Research on gender marginalization presented at annual symposium


Olivia Swenson-Hultz

Olivia Swenson-Hultz | The Daily Eastern News Keynote Speaker Jenny Davis discusses the Two-Spirit Movement at the Seventh Annual Symposium of The Interdisciplinary Center for Global Diversity inside of the Arcola-Tuscola Room of the Martin Luther King Jr. University Union on Tuesday afternoon.

Olivia Swenson-Hultz, Associate News Editor

Research findings on the Two-Spirit Movement and The March First Movement, which fought against the marginalization of gender, were featured during the Seventh Annual Symposium of the Interdisciplinary Center for Global Diversity Tuesday afternoon.

History professor Jinhee Lee and Jenny Davis, an assistant professor of anthropology at The University of Illinois, Urbana-Champaign, presented their findings in the Arcola-Tuscola Room of the Martin Luther King Jr. University Union.

Lee discussed her research on how the “March First Movement” resulted in victims of thought crime.

She presented the same research at the Association for Asian Studies Conference last month in Washington D.C.

The March First Movement was when peaceful protesters took to the streets and called for independence during a colonial period of harsh military rule of Korea by Japan, Lee said.

Lee said she decided to center her research around the March First Movement because it is one of the few largely recognized colonial movements that involved women.

“The March First Movement is well known in Korean history but all National Korean figures celebrated today are men,” Lee said. “Knowing that women endured as much as men under Japanese colonial rule but weren’t celebrated the same way got me interested.”

She said after reading accounts of women being imprisoned and tortured inside of English Missionary texts she decided to conduct her research.

Lee said women were subject to various forms of torture after being arrested, such as hanging from the ceiling and having to be naked in front of prosecutors.

“Recently, since the #MeToo Movement, people are looking at how women aren’t part of the history of Korea and are looking more at these stories and recognizing women’s roles in history,” Lee said.

Davis said she chose to research the “Two-Spirit Movement” because it is part of her heritage as a member of the Chickasaw Nation.

Two-Spirit refers to an identity designation where people identify as being both male and female, Davis said.

Davis said there were 500 different tribes, many of which did not choose to use binary gender systems, such as the Navajo Tribe that had five genders.

“The majority of indigenous communities have terms for multiple genders. Two-Spirit can appeal to all the different sexual acronyms,” Davis said.
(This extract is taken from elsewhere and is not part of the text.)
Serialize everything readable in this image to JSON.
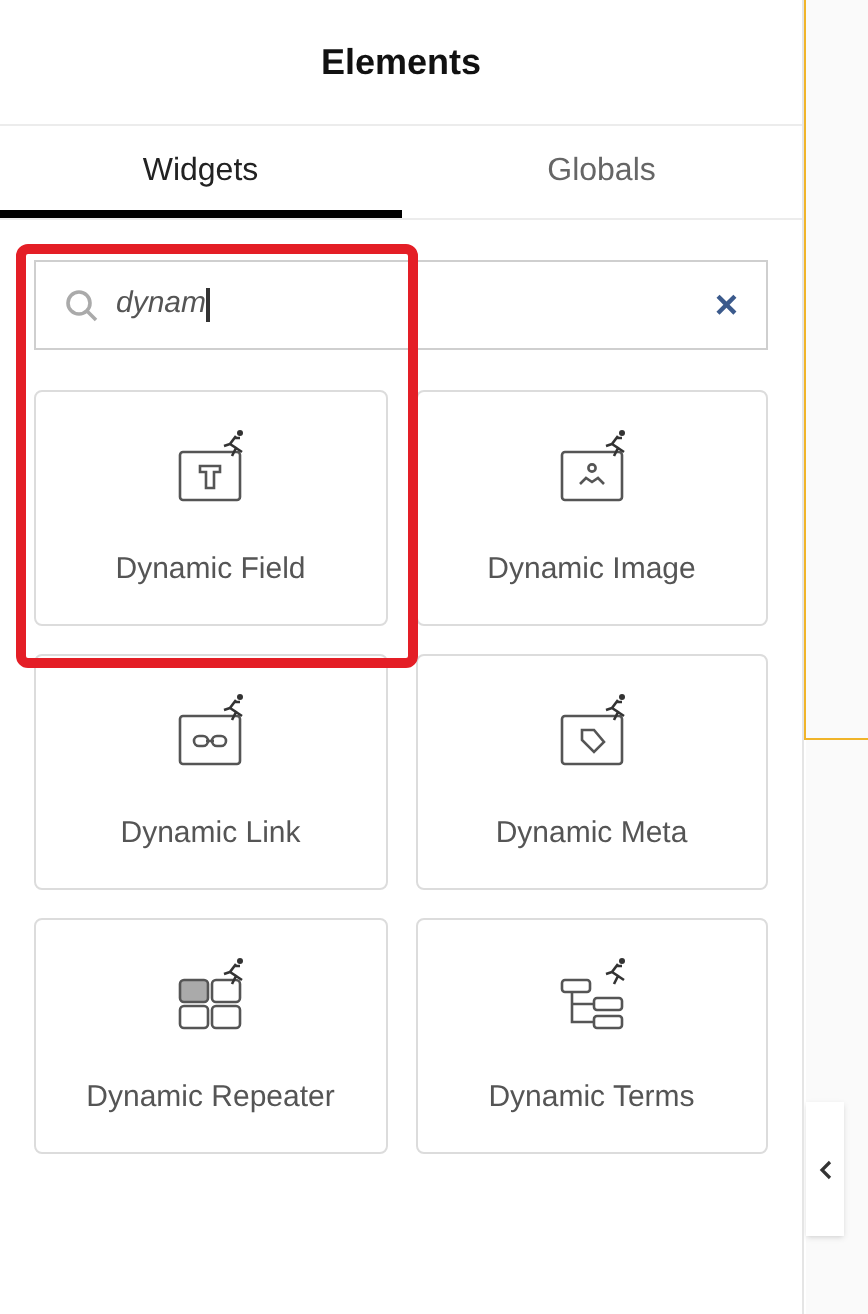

She said the Two-Spirit Movement is building on the emergence of the largely white, gay movement.

“We’re double marginalized based on our ethnicity, gender and sexuality. Participating in the Two-Spirit Movement was the only time we didn’t feel marginalized based on our ethnicity, gender and sexuality,” Davis said.

Olivia Swenson-Hultz can be reached at 581-2812 or [email protected].